**REQUIRED ACTION:**
Reproduce what is written in the records below exactly, and leave out the images.

**PROVIDED ENTRIES:**
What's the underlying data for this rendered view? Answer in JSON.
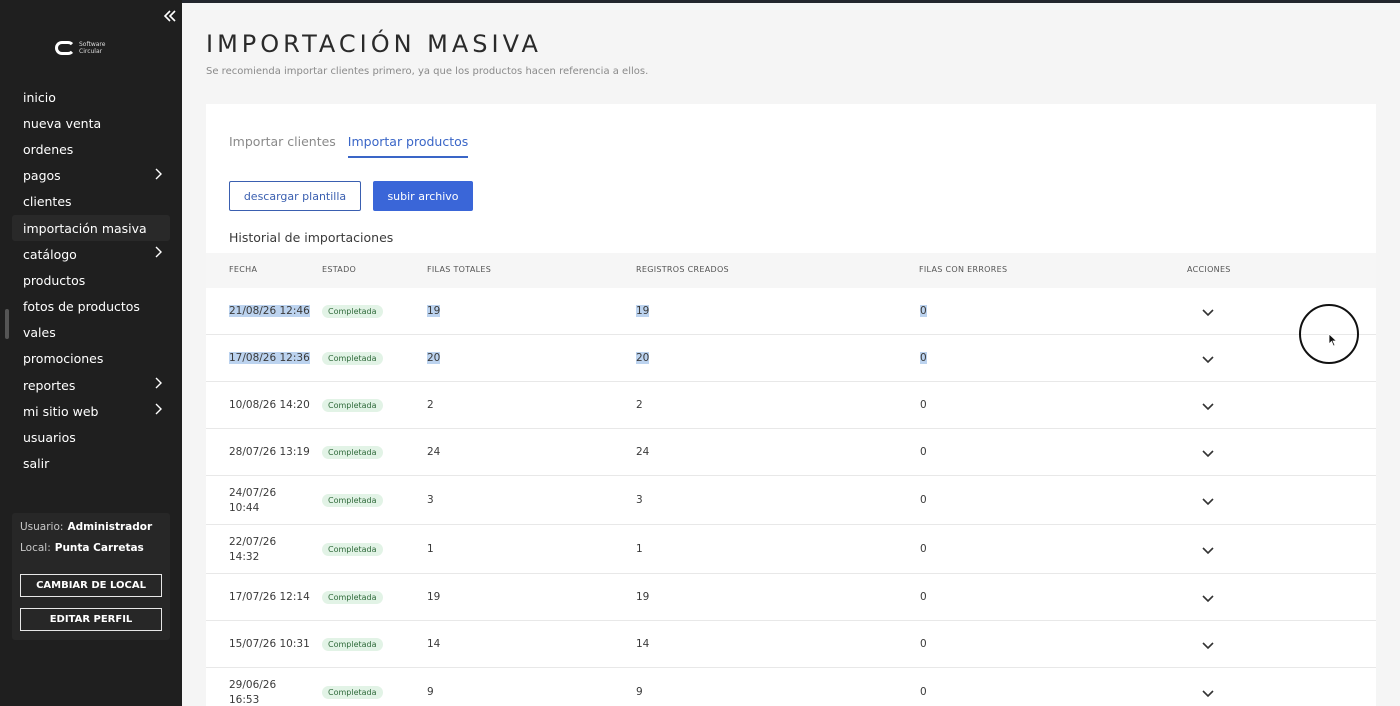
{
  "sidebar": {
    "logo_line1": "Software",
    "logo_line2": "Circular",
    "items": [
      {
        "label": "inicio",
        "has_submenu": false,
        "active": false
      },
      {
        "label": "nueva venta",
        "has_submenu": false,
        "active": false
      },
      {
        "label": "ordenes",
        "has_submenu": false,
        "active": false
      },
      {
        "label": "pagos",
        "has_submenu": true,
        "active": false
      },
      {
        "label": "clientes",
        "has_submenu": false,
        "active": false
      },
      {
        "label": "importación masiva",
        "has_submenu": false,
        "active": true
      },
      {
        "label": "catálogo",
        "has_submenu": true,
        "active": false
      },
      {
        "label": "productos",
        "has_submenu": false,
        "active": false
      },
      {
        "label": "fotos de productos",
        "has_submenu": false,
        "active": false
      },
      {
        "label": "vales",
        "has_submenu": false,
        "active": false
      },
      {
        "label": "promociones",
        "has_submenu": false,
        "active": false
      },
      {
        "label": "reportes",
        "has_submenu": true,
        "active": false
      },
      {
        "label": "mi sitio web",
        "has_submenu": true,
        "active": false
      },
      {
        "label": "usuarios",
        "has_submenu": false,
        "active": false
      },
      {
        "label": "salir",
        "has_submenu": false,
        "active": false
      }
    ],
    "user_label": "Usuario:",
    "user_value": "Administrador",
    "local_label": "Local:",
    "local_value": "Punta Carretas",
    "change_local_button": "CAMBIAR DE LOCAL",
    "edit_profile_button": "EDITAR PERFIL"
  },
  "header": {
    "title": "IMPORTACIÓN MASIVA",
    "subtitle": "Se recomienda importar clientes primero, ya que los productos hacen referencia a ellos."
  },
  "tabs": [
    {
      "label": "Importar clientes",
      "active": false
    },
    {
      "label": "Importar productos",
      "active": true
    }
  ],
  "actions": {
    "download_template": "descargar plantilla",
    "upload_file": "subir archivo"
  },
  "history": {
    "title": "Historial de importaciones",
    "columns": [
      "FECHA",
      "ESTADO",
      "FILAS TOTALES",
      "REGISTROS CREADOS",
      "FILAS CON ERRORES",
      "ACCIONES"
    ],
    "rows": [
      {
        "fecha": "21/08/26 12:46",
        "estado": "Completada",
        "filas_totales": "19",
        "registros_creados": "19",
        "filas_con_errores": "0",
        "selected": true
      },
      {
        "fecha": "17/08/26 12:36",
        "estado": "Completada",
        "filas_totales": "20",
        "registros_creados": "20",
        "filas_con_errores": "0",
        "selected": true
      },
      {
        "fecha": "10/08/26 14:20",
        "estado": "Completada",
        "filas_totales": "2",
        "registros_creados": "2",
        "filas_con_errores": "0",
        "selected": false
      },
      {
        "fecha": "28/07/26 13:19",
        "estado": "Completada",
        "filas_totales": "24",
        "registros_creados": "24",
        "filas_con_errores": "0",
        "selected": false
      },
      {
        "fecha": "24/07/26 10:44",
        "estado": "Completada",
        "filas_totales": "3",
        "registros_creados": "3",
        "filas_con_errores": "0",
        "selected": false
      },
      {
        "fecha": "22/07/26 14:32",
        "estado": "Completada",
        "filas_totales": "1",
        "registros_creados": "1",
        "filas_con_errores": "0",
        "selected": false
      },
      {
        "fecha": "17/07/26 12:14",
        "estado": "Completada",
        "filas_totales": "19",
        "registros_creados": "19",
        "filas_con_errores": "0",
        "selected": false
      },
      {
        "fecha": "15/07/26 10:31",
        "estado": "Completada",
        "filas_totales": "14",
        "registros_creados": "14",
        "filas_con_errores": "0",
        "selected": false
      },
      {
        "fecha": "29/06/26 16:53",
        "estado": "Completada",
        "filas_totales": "9",
        "registros_creados": "9",
        "filas_con_errores": "0",
        "selected": false
      }
    ]
  },
  "colors": {
    "accent": "#3a66d8",
    "sidebar_bg": "#1f1f1f",
    "badge_bg": "#e2f3e6",
    "badge_text": "#2f6a3a",
    "selection": "#bcd3ef"
  },
  "icons": {
    "collapse": "double-chevron-left-icon",
    "submenu": "chevron-right-icon",
    "row_action": "chevron-down-icon"
  }
}
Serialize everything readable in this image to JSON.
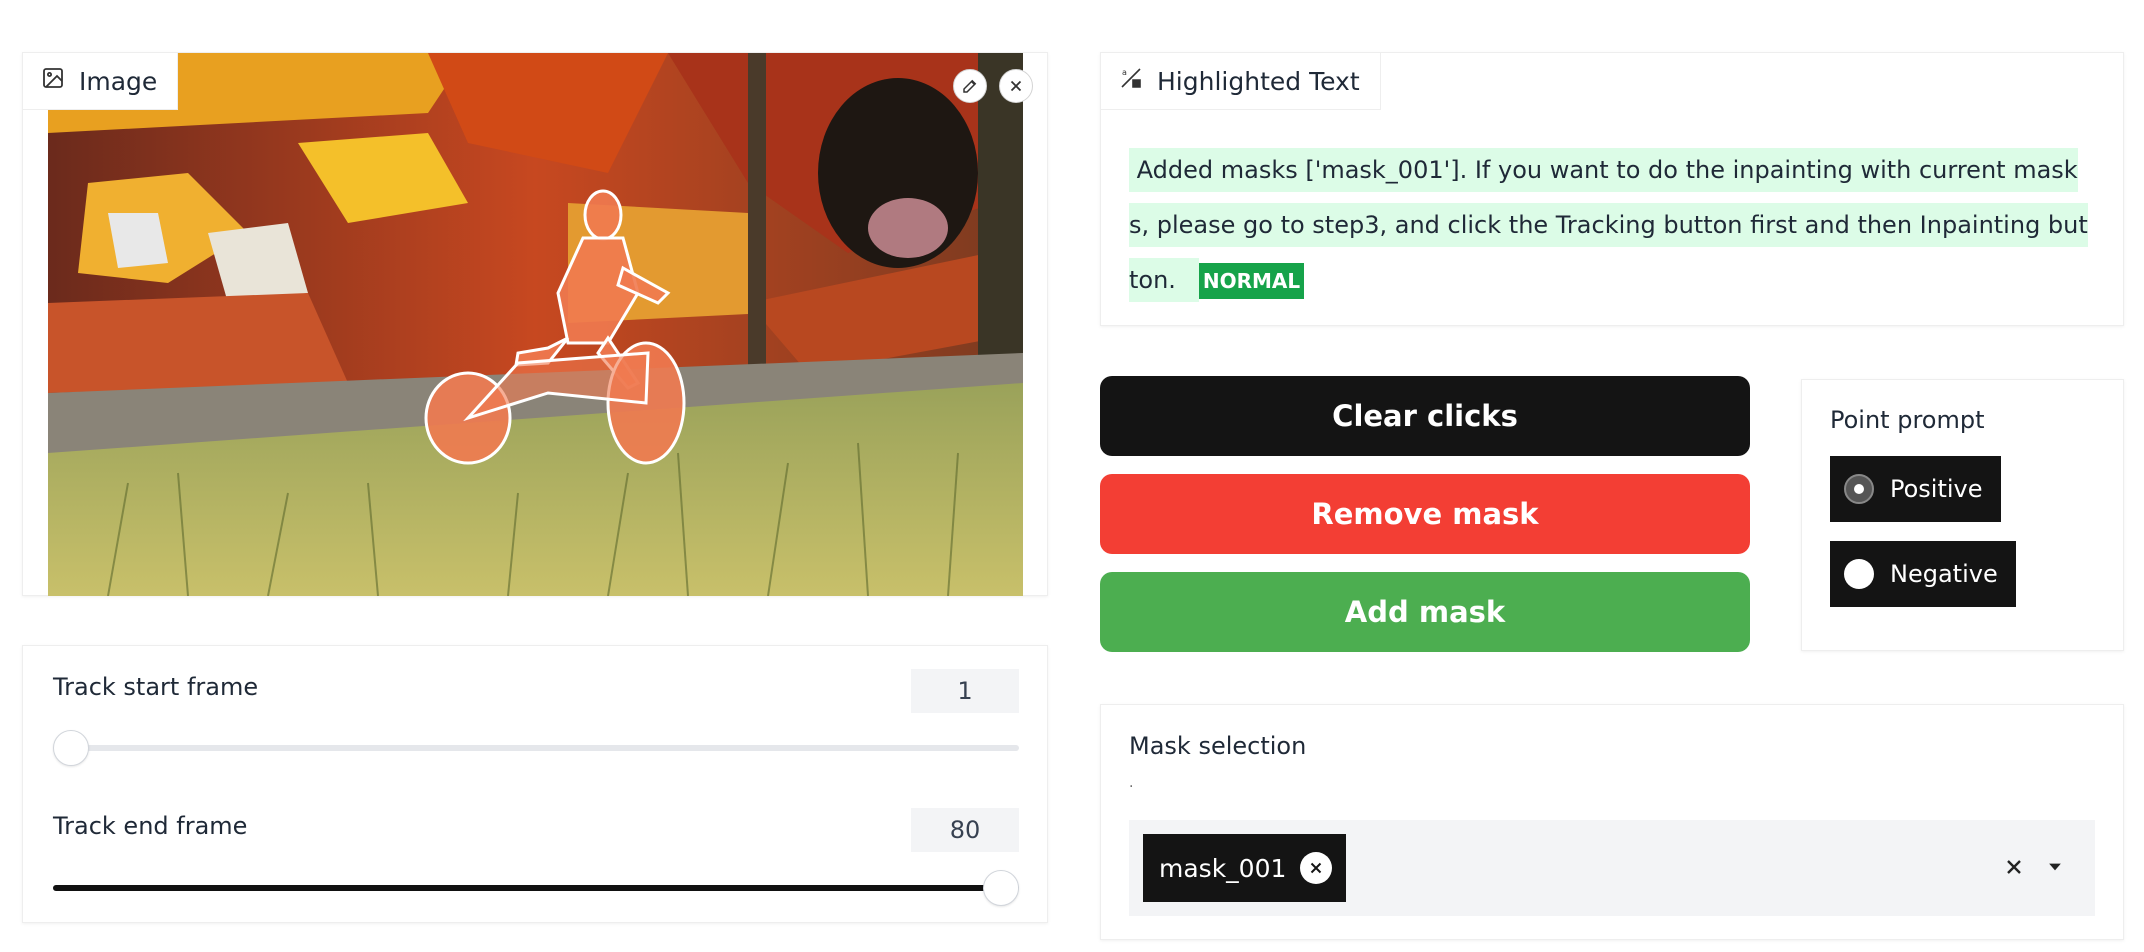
{
  "image_block": {
    "label": "Image",
    "label_icon": "image-icon",
    "edit_icon": "pencil-icon",
    "close_icon": "close-icon"
  },
  "sliders": {
    "start": {
      "label": "Track start frame",
      "value": "1",
      "fraction": 0.0
    },
    "end": {
      "label": "Track end frame",
      "value": "80",
      "fraction": 1.0
    }
  },
  "highlighted": {
    "label": "Highlighted Text",
    "label_icon": "highlight-text-icon",
    "text": "Added masks ['mask_001']. If you want to do the inpainting with current masks, please go to step3, and click the Tracking button first and then Inpainting button.",
    "tag": "NORMAL"
  },
  "buttons": {
    "clear": "Clear clicks",
    "remove": "Remove mask",
    "add": "Add mask"
  },
  "point_prompt": {
    "label": "Point prompt",
    "options": [
      "Positive",
      "Negative"
    ],
    "selected": "Positive"
  },
  "mask_selection": {
    "label": "Mask selection",
    "hint": ".",
    "chips": [
      "mask_001"
    ]
  },
  "colors": {
    "dark": "#141414",
    "remove": "#f33e34",
    "add": "#4cae50",
    "highlight_bg": "#dcfce7",
    "tag_bg": "#16a34a",
    "mask_overlay": "#f07a50"
  }
}
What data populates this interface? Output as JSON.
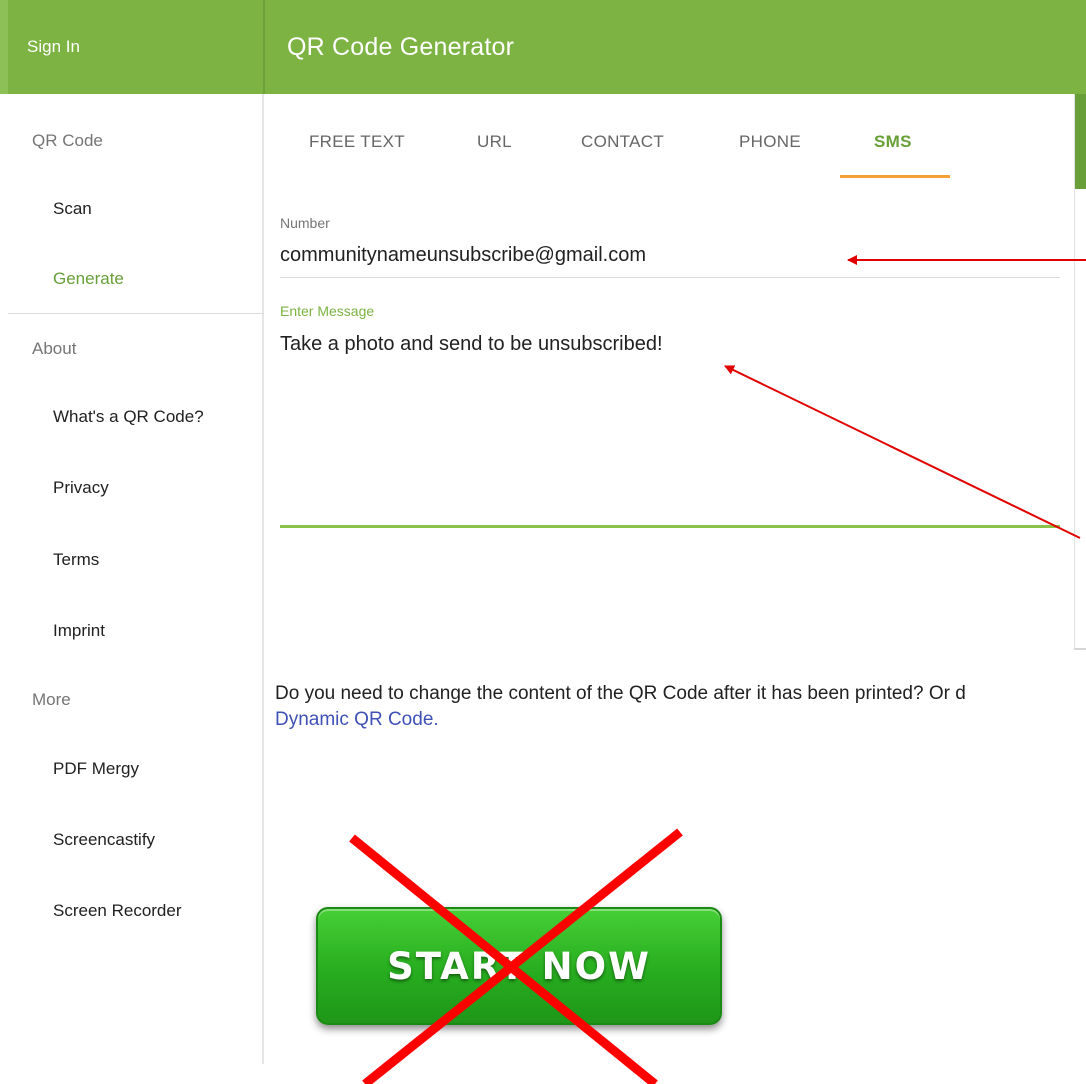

**OUTPUT:**
What's the underlying data for this rendered view? Answer in JSON.
{
  "sidebar": {
    "logo_line1": "Software",
    "logo_line2": "Circular",
    "items": [
      {
        "label": "inicio",
        "has_submenu": false,
        "active": false
      },
      {
        "label": "nueva venta",
        "has_submenu": false,
        "active": false
      },
      {
        "label": "ordenes",
        "has_submenu": false,
        "active": false
      },
      {
        "label": "pagos",
        "has_submenu": true,
        "active": false
      },
      {
        "label": "clientes",
        "has_submenu": false,
        "active": false
      },
      {
        "label": "importación masiva",
        "has_submenu": false,
        "active": true
      },
      {
        "label": "catálogo",
        "has_submenu": true,
        "active": false
      },
      {
        "label": "productos",
        "has_submenu": false,
        "active": false
      },
      {
        "label": "fotos de productos",
        "has_submenu": false,
        "active": false
      },
      {
        "label": "vales",
        "has_submenu": false,
        "active": false
      },
      {
        "label": "promociones",
        "has_submenu": false,
        "active": false
      },
      {
        "label": "reportes",
        "has_submenu": true,
        "active": false
      },
      {
        "label": "mi sitio web",
        "has_submenu": true,
        "active": false
      },
      {
        "label": "usuarios",
        "has_submenu": false,
        "active": false
      },
      {
        "label": "salir",
        "has_submenu": false,
        "active": false
      }
    ],
    "user_label": "Usuario:",
    "user_value": "Administrador",
    "local_label": "Local:",
    "local_value": "Punta Carretas",
    "change_local_button": "CAMBIAR DE LOCAL",
    "edit_profile_button": "EDITAR PERFIL"
  },
  "header": {
    "title": "IMPORTACIÓN MASIVA",
    "subtitle": "Se recomienda importar clientes primero, ya que los productos hacen referencia a ellos."
  },
  "tabs": [
    {
      "label": "Importar clientes",
      "active": false
    },
    {
      "label": "Importar productos",
      "active": true
    }
  ],
  "actions": {
    "download_template": "descargar plantilla",
    "upload_file": "subir archivo"
  },
  "history": {
    "title": "Historial de importaciones",
    "columns": [
      "FECHA",
      "ESTADO",
      "FILAS TOTALES",
      "REGISTROS CREADOS",
      "FILAS CON ERRORES",
      "ACCIONES"
    ],
    "rows": [
      {
        "fecha": "21/08/26 12:46",
        "estado": "Completada",
        "filas_totales": "19",
        "registros_creados": "19",
        "filas_con_errores": "0",
        "selected": true
      },
      {
        "fecha": "17/08/26 12:36",
        "estado": "Completada",
        "filas_totales": "20",
        "registros_creados": "20",
        "filas_con_errores": "0",
        "selected": true
      },
      {
        "fecha": "10/08/26 14:20",
        "estado": "Completada",
        "filas_totales": "2",
        "registros_creados": "2",
        "filas_con_errores": "0",
        "selected": false
      },
      {
        "fecha": "28/07/26 13:19",
        "estado": "Completada",
        "filas_totales": "24",
        "registros_creados": "24",
        "filas_con_errores": "0",
        "selected": false
      },
      {
        "fecha": "24/07/26 10:44",
        "estado": "Completada",
        "filas_totales": "3",
        "registros_creados": "3",
        "filas_con_errores": "0",
        "selected": false
      },
      {
        "fecha": "22/07/26 14:32",
        "estado": "Completada",
        "filas_totales": "1",
        "registros_creados": "1",
        "filas_con_errores": "0",
        "selected": false
      },
      {
        "fecha": "17/07/26 12:14",
        "estado": "Completada",
        "filas_totales": "19",
        "registros_creados": "19",
        "filas_con_errores": "0",
        "selected": false
      },
      {
        "fecha": "15/07/26 10:31",
        "estado": "Completada",
        "filas_totales": "14",
        "registros_creados": "14",
        "filas_con_errores": "0",
        "selected": false
      },
      {
        "fecha": "29/06/26 16:53",
        "estado": "Completada",
        "filas_totales": "9",
        "registros_creados": "9",
        "filas_con_errores": "0",
        "selected": false
      }
    ]
  },
  "colors": {
    "accent": "#3a66d8",
    "sidebar_bg": "#1f1f1f",
    "badge_bg": "#e2f3e6",
    "badge_text": "#2f6a3a",
    "selection": "#bcd3ef"
  },
  "icons": {
    "collapse": "double-chevron-left-icon",
    "submenu": "chevron-right-icon",
    "row_action": "chevron-down-icon"
  }
}
Serialize everything readable in this image to JSON.
{
  "image_block": {
    "label": "Image",
    "label_icon": "image-icon",
    "edit_icon": "pencil-icon",
    "close_icon": "close-icon"
  },
  "sliders": {
    "start": {
      "label": "Track start frame",
      "value": "1",
      "fraction": 0.0
    },
    "end": {
      "label": "Track end frame",
      "value": "80",
      "fraction": 1.0
    }
  },
  "highlighted": {
    "label": "Highlighted Text",
    "label_icon": "highlight-text-icon",
    "text": "Added masks ['mask_001']. If you want to do the inpainting with current masks, please go to step3, and click the Tracking button first and then Inpainting button.",
    "tag": "NORMAL"
  },
  "buttons": {
    "clear": "Clear clicks",
    "remove": "Remove mask",
    "add": "Add mask"
  },
  "point_prompt": {
    "label": "Point prompt",
    "options": [
      "Positive",
      "Negative"
    ],
    "selected": "Positive"
  },
  "mask_selection": {
    "label": "Mask selection",
    "hint": ".",
    "chips": [
      "mask_001"
    ]
  },
  "colors": {
    "dark": "#141414",
    "remove": "#f33e34",
    "add": "#4cae50",
    "highlight_bg": "#dcfce7",
    "tag_bg": "#16a34a",
    "mask_overlay": "#f07a50"
  }
}
What data populates this interface? Output as JSON.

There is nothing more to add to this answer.